• **Data supplied**
▬▬▬▬▬▬

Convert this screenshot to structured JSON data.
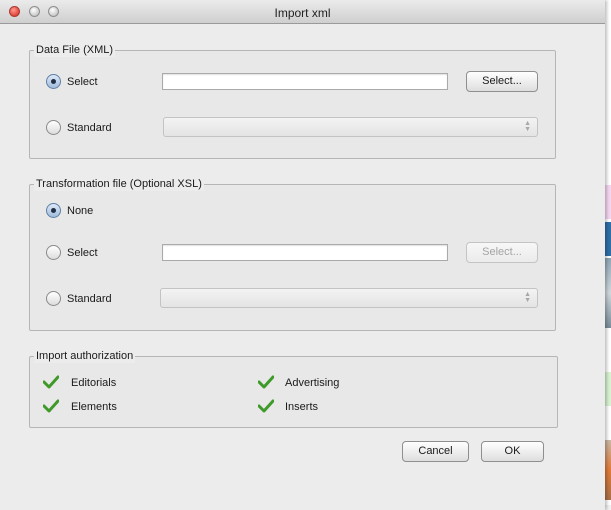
{
  "window": {
    "title": "Import xml"
  },
  "data_file": {
    "legend": "Data File (XML)",
    "select_label": "Select",
    "select_value": "",
    "browse_button": "Select...",
    "standard_label": "Standard",
    "standard_value": "",
    "selected": "select"
  },
  "transformation": {
    "legend": "Transformation file (Optional XSL)",
    "none_label": "None",
    "select_label": "Select",
    "select_value": "",
    "browse_button": "Select...",
    "standard_label": "Standard",
    "standard_value": "",
    "selected": "none"
  },
  "authorization": {
    "legend": "Import authorization",
    "items": [
      {
        "label": "Editorials",
        "checked": true
      },
      {
        "label": "Advertising",
        "checked": true
      },
      {
        "label": "Elements",
        "checked": true
      },
      {
        "label": "Inserts",
        "checked": true
      }
    ],
    "check_color": "#3f9a2a"
  },
  "buttons": {
    "cancel": "Cancel",
    "ok": "OK"
  },
  "icons": {
    "close": "close-icon",
    "minimize": "minimize-icon",
    "zoom": "zoom-icon",
    "check": "checkmark-icon",
    "stepper": "up-down-arrows-icon"
  }
}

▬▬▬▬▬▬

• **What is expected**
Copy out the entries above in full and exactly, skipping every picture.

• **Expected answer**
Convert this screenshot to structured JSON data.
{
  "window": {
    "title": "Import xml"
  },
  "data_file": {
    "legend": "Data File (XML)",
    "select_label": "Select",
    "select_value": "",
    "browse_button": "Select...",
    "standard_label": "Standard",
    "standard_value": "",
    "selected": "select"
  },
  "transformation": {
    "legend": "Transformation file (Optional XSL)",
    "none_label": "None",
    "select_label": "Select",
    "select_value": "",
    "browse_button": "Select...",
    "standard_label": "Standard",
    "standard_value": "",
    "selected": "none"
  },
  "authorization": {
    "legend": "Import authorization",
    "items": [
      {
        "label": "Editorials",
        "checked": true
      },
      {
        "label": "Advertising",
        "checked": true
      },
      {
        "label": "Elements",
        "checked": true
      },
      {
        "label": "Inserts",
        "checked": true
      }
    ],
    "check_color": "#3f9a2a"
  },
  "buttons": {
    "cancel": "Cancel",
    "ok": "OK"
  },
  "icons": {
    "close": "close-icon",
    "minimize": "minimize-icon",
    "zoom": "zoom-icon",
    "check": "checkmark-icon",
    "stepper": "up-down-arrows-icon"
  }
}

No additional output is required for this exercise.